Gates of Fire by Steven Pressfield This is definitely inspired by Durant’s book when I wasn’t ready to leave Greece and looked for historical fiction and came up with this. A retelling of Sparta’s Battle of Thermopylae which is wonderfully told through the eyes of a slave of the Spartans who is captured. If you loved 300 and wanted a more in depth look, this is for you.
Caesar and Christ by Will Durant Volume 3 of Durant’s book (I told you I was blowing through them.) This picks up in the early days of Rome and takes you to when the empire begins to crumble. And yes, I have started reading Volume 4 which is even more immense and deals with the Middle Ages.
The Southern Book Club’s Guide to Slaying Vampires by Grady Hendrix The Key Lime recommended this in last month’s book post and it’s a fun quick read. I’m making a mental note here to see what else Grady Hendrix has written but I have a feeling I’m going to forget if I don’t write it down. So many books, so little time. Even with lockdown.
Under the Tuscan Sun by Frances Mayes So lockdown has me missing travel. I watched this movie a few weeks ago and it seemed like perfect escapism for the current climate. The book doesn’t have too much in common with the movie and unless you are really into renovating an old house in Tuscany, you probably will do what I did; speed reading mode activated.
If It Bleeds by Stephen King Just finished this last night so technically it should be on next month’s list. Well, reading Stephen King is always comforting. Even if you don’t like the plot, he has a way with characters. This has 4 short stories (or three short stories and one novella). I loved the first one about an old man, and iphone, and a grave, and kind of got into the one about the rat. The other two just didn’t grab me. So a perfect short story collection in my eyes.

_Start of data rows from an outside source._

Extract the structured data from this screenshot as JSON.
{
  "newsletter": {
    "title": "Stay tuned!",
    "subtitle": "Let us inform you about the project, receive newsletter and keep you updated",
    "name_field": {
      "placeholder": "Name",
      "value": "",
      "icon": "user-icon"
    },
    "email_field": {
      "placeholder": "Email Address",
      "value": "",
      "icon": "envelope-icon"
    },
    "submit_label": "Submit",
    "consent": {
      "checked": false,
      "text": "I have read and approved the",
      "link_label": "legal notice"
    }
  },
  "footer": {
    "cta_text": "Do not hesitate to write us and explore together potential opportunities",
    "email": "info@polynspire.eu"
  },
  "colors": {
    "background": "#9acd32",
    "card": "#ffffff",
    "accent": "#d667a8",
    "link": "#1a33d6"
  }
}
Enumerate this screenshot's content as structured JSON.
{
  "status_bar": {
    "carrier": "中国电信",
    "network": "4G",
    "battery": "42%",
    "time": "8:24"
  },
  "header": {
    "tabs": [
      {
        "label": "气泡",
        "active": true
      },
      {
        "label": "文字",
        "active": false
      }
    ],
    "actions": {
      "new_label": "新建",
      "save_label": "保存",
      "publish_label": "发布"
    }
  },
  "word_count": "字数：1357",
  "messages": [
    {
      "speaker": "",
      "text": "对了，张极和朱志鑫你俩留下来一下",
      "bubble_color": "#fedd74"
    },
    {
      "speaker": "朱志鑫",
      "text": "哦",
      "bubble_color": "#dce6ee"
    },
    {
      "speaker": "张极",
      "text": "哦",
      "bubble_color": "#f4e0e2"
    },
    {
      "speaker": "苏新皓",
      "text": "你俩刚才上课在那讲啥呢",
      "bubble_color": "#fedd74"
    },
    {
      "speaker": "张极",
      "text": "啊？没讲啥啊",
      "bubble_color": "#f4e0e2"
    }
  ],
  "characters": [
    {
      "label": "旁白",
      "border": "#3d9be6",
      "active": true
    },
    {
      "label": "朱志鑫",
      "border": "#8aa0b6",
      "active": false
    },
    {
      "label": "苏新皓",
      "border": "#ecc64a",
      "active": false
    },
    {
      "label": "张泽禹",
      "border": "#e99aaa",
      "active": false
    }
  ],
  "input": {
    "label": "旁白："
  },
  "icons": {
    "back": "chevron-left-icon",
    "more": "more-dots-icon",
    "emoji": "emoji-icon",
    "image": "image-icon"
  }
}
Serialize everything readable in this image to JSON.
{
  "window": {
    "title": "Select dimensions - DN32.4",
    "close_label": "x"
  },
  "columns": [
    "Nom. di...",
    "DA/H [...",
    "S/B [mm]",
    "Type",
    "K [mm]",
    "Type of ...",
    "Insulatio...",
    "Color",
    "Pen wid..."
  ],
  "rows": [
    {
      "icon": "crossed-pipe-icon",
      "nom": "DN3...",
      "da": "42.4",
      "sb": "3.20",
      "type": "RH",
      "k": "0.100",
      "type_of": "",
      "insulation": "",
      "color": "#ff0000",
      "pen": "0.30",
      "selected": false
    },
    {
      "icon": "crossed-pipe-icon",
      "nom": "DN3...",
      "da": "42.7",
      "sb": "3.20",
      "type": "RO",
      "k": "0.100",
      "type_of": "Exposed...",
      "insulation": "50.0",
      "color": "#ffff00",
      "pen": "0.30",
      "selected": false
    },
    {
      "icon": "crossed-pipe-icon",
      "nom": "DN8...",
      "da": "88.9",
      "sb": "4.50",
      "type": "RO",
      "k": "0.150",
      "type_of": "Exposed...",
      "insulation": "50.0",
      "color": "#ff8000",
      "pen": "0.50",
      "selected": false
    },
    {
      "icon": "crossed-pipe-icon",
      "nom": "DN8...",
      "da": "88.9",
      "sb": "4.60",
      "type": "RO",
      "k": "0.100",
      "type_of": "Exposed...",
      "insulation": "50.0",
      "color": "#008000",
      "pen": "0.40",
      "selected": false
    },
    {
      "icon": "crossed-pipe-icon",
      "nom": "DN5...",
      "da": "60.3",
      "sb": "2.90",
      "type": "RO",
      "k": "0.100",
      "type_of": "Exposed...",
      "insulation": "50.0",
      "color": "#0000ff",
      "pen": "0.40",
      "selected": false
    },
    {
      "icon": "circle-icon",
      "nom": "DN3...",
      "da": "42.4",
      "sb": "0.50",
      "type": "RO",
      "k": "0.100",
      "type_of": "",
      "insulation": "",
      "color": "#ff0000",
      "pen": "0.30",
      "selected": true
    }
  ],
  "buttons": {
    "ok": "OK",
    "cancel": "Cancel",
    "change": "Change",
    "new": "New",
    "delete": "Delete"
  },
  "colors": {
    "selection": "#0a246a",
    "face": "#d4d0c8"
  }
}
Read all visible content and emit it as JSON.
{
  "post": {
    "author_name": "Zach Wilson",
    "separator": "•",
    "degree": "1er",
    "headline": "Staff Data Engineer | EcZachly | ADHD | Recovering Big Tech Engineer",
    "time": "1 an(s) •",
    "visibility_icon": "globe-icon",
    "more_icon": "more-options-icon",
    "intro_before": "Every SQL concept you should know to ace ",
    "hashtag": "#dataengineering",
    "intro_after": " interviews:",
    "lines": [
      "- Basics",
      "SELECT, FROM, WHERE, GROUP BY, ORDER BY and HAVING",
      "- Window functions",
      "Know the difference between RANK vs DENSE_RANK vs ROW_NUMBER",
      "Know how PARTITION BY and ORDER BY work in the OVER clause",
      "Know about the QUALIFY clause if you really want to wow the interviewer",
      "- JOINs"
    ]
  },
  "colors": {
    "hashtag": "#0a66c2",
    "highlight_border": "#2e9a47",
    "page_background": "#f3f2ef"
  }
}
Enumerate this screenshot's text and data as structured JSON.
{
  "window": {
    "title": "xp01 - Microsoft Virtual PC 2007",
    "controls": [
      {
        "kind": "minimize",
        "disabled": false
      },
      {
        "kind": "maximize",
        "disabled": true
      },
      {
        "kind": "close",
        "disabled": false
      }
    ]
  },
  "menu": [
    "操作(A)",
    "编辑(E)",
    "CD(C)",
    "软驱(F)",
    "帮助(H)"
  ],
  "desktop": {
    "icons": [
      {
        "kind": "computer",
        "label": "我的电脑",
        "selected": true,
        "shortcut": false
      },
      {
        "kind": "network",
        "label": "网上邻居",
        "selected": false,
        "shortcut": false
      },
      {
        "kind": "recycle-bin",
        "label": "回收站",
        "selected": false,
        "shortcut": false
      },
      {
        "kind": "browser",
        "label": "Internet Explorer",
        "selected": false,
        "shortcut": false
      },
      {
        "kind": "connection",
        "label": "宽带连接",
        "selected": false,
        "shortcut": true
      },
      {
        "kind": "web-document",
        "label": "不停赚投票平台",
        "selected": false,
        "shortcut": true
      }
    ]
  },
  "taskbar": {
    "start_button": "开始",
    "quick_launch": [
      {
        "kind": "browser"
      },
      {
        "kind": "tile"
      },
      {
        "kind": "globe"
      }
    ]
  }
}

What have you been reading?
Three books this past month. Last year I was reading three a week. Oh well. Weird times.
Men Without Women by Haruki Murakami. I read this at the beginning of May which feels like years ago now. I still was having difficulty focusing on longer fiction so shorts fit the bill. This collection was surprisingly good considering that all of the stories deal with loneliness and longing. As all short story collections go, some are much better than others here and I may have skimmed one or two but these type of books are always like going up to a buffet, taking what you like and leaving the rest.
Of a Feather: A Brief History of American Birding by Scott Weidensaul. So, I have been working from my home office since March 10 now. The window overlooks a little wilderness and plenty of birds. I’ve never even thought about birding until the Wirecutter had an article about doing it from your window. Well, I have binoculars. I can download some apps to get started. Why not? Of course, the next step is to read up on it. This was the only book available from my online library and it certainly lives up to its title. It had enough historical birding anecdotes to keep my interest for most of the book but there are some skimmable parts. If you’re into bird watching, you’ll enjoy it.
I, Claudius, by Robert Graves. This is a reread. I read it several years ago, almost gave up reading in the beginning of it, but kept going and it’s now one of my top 10 books I have ever read. I thought I would give it another go to see if it still held my attention. There’s certainly enough detail that a second glance at it is definitely helpful. This is just an astounding piece of historical fiction that places you right in the center of Roman politics and intrigue that all comes to a head when Caligula becomes emperor. Can you imagine living in a time when the head of the state is an insane narcissist whose every single impulse causes chaos and destruction until the foundation of society is at the brink of collapse?
And what have you been reading?